His unique style made his works instantly identifiable.
In a writing career spanning over four decades, he penned about 400 books, telling stories of the poor, the untouchables, the middle class and their struggle as well as the partition of the sub-continent and Liberation War of 1971, among numerous other subjects.
But the pen of Shawkat Ali, a giant of a writer in Bangla literature, has stopped.
He died at a city hospital yesterday morning at the age of 82.
The celebrated author, who also wrote poems and stories for children, was admitted to the Labaid Hospital with lung infections and kidney and heart ailments on January 4.
He was put on life support on January 6. Later, he was shifted to Bangabandhu Sheikh Mujib Medical University Hospital where he breathed his last.
President Abdul Hamid and Prime Minister Sheikh Hasina expressed their deep shock at his passing. Both described it as an “irreparable loss for Bangla literature”.
Leading writers, poets, cultural personalities, eminent citizens and hundreds of his admirers also expressed shock. Finance Minister AMA Muhith, Information Minister Hasanul Haq Inu and Cultural Affairs Minister Asaduzzaman Noor were among the many who mourned his death.
"Shawkat Ali created a colourful world in Bangla literature. He was unique and created a different style for his stories and novels," said noted storyteller Hasan Azizul Haque.
"His writings contributed immensely to Bangla literature and language. His works will inspire us for years," he said.
Born on February 12, 1936, at Raiganj in Dinajpur of West Bengal, Shawkat began writing when he was a class-nine student. He wrote poems in his early career.
In the college years, he involved himself in communist movements. Subsequently, he wrote for Nutan Sahitya, a mouthpiece of leftist politicians.
Many of his stories, poems and write-ups for children were published in Dainik Millat, monthly Samakal and Daily Ittefaq.
Shawkat Ali received a number of prestigious awards -- Bangla Academy Award in 1968, Ekushey Padak in 1990, Philips Literary Award in 1986, Lekhak Shibir Medal in 1978 and Ajit Guha Literary Prize in 1982.

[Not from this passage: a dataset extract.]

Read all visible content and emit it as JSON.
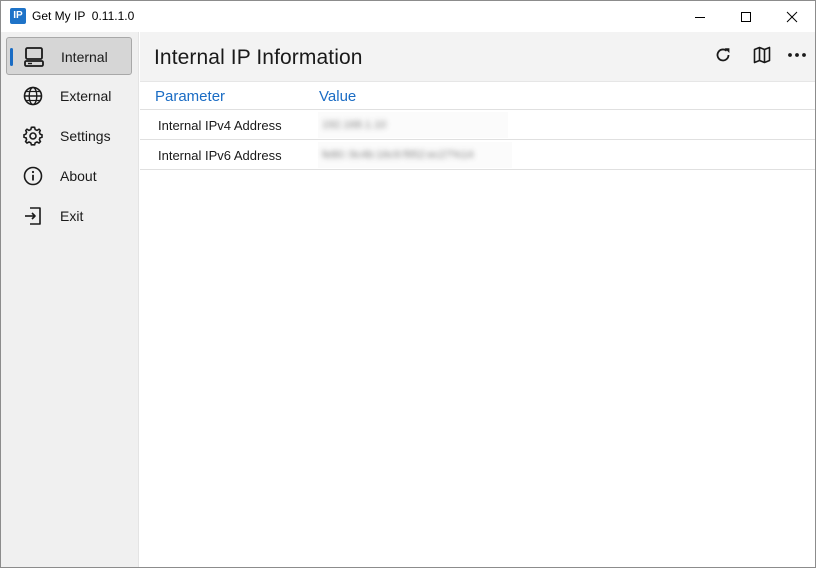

His most celebrated books include Prodoshe Prakritojon, Dakkhinayaner Din and Uttarer Khep, Kulay Kalsrot, Shesh Bikeler Rod, Sthayee Thikana, Kahini O Kathapokathaon.
Of them, Prodoshe Prakritojon is considered as his magnum opus. Published in 1984, it tells the story of the oppression faced by the lower-caste people in the times of Sena Empire that ruled the Bengal through 11th and 12th centuries. It is also a story about how the “untouchables” stood up to their oppressors.
Uttarer Khep was made into a film in 2000.
A number of his writings are yet to be published.
He was laid to eternal rest at Jurain graveyard after Asr prayers yesterday.
Earlier in the day, his body was kept at the Central Shaheed Minar from 3:00pm to 4:00pm where people of all strata of life paid their last respect.
He passed his IA from Surendranath College in 1951 and BA in 1955, subsequently completing his MA in Bangla literature from Dhaka University in 1958.
He joined daily Millat news desk in 1955. Later, he went to Thakurgaon to start working as a schoolteacher, but returned to Dhaka within six months to start his MA.
He taught Bangla at Jagannath College in Dhaka between 1962 and 1987. Later, he joined the Dhaka head office of District Gazetteer as an assistant director and later became its director. He was made principal of Government Music College in 1989 from where he retired in 1993.